[App and web page records]
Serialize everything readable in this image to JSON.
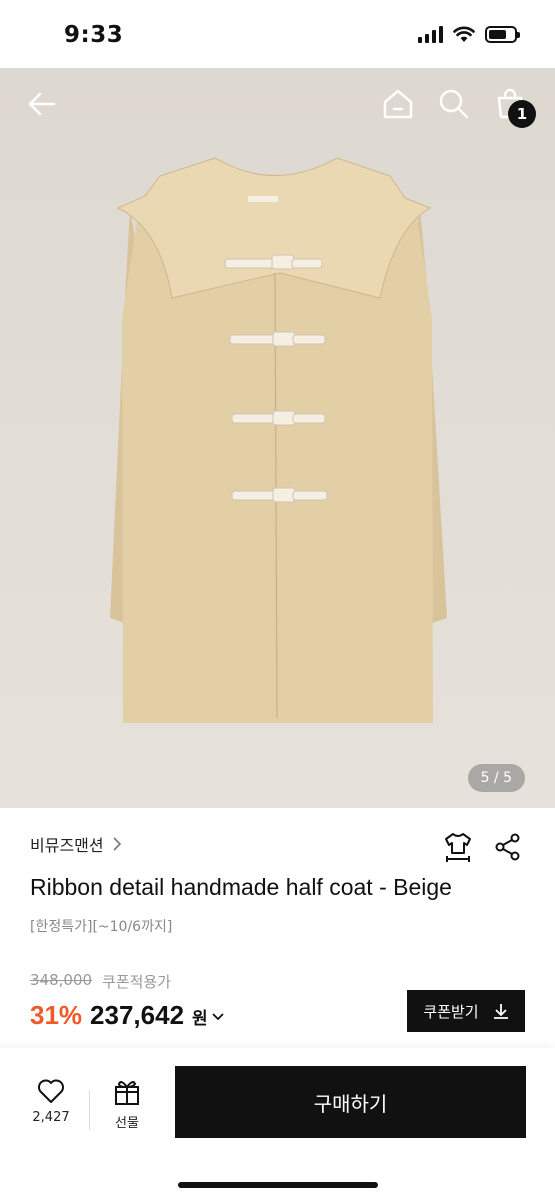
{
  "status_bar": {
    "time": "9:33"
  },
  "gallery": {
    "page_indicator": "5 / 5"
  },
  "header": {
    "cart_count": "1"
  },
  "product": {
    "brand": "비뮤즈맨션",
    "title": "Ribbon detail handmade half coat - Beige",
    "promo": "[한정특가][~10/6까지]",
    "original_price": "348,000",
    "coupon_price_label": "쿠폰적용가",
    "discount": "31%",
    "sale_price": "237,642",
    "currency": "원"
  },
  "coupon_button": {
    "label": "쿠폰받기"
  },
  "bottom_bar": {
    "like_count": "2,427",
    "gift_label": "선물",
    "buy_label": "구매하기"
  },
  "colors": {
    "accent_discount": "#f05a28",
    "coat": "#e3cfa6",
    "background": "#ddd8d1"
  },
  "icons": [
    "back-arrow-icon",
    "home-icon",
    "search-icon",
    "shopping-bag-icon",
    "hanger-shirt-icon",
    "share-icon",
    "heart-icon",
    "gift-icon",
    "download-icon",
    "chevron-right-icon",
    "chevron-down-icon"
  ]
}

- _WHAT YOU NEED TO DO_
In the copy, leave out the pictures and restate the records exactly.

- _WRITTEN RESPONSE_
Serialize everything readable in this image to JSON.
{
  "status_bar": {
    "time": "9:33"
  },
  "gallery": {
    "page_indicator": "5 / 5"
  },
  "header": {
    "cart_count": "1"
  },
  "product": {
    "brand": "비뮤즈맨션",
    "title": "Ribbon detail handmade half coat - Beige",
    "promo": "[한정특가][~10/6까지]",
    "original_price": "348,000",
    "coupon_price_label": "쿠폰적용가",
    "discount": "31%",
    "sale_price": "237,642",
    "currency": "원"
  },
  "coupon_button": {
    "label": "쿠폰받기"
  },
  "bottom_bar": {
    "like_count": "2,427",
    "gift_label": "선물",
    "buy_label": "구매하기"
  },
  "colors": {
    "accent_discount": "#f05a28",
    "coat": "#e3cfa6",
    "background": "#ddd8d1"
  },
  "icons": [
    "back-arrow-icon",
    "home-icon",
    "search-icon",
    "shopping-bag-icon",
    "hanger-shirt-icon",
    "share-icon",
    "heart-icon",
    "gift-icon",
    "download-icon",
    "chevron-right-icon",
    "chevron-down-icon"
  ]
}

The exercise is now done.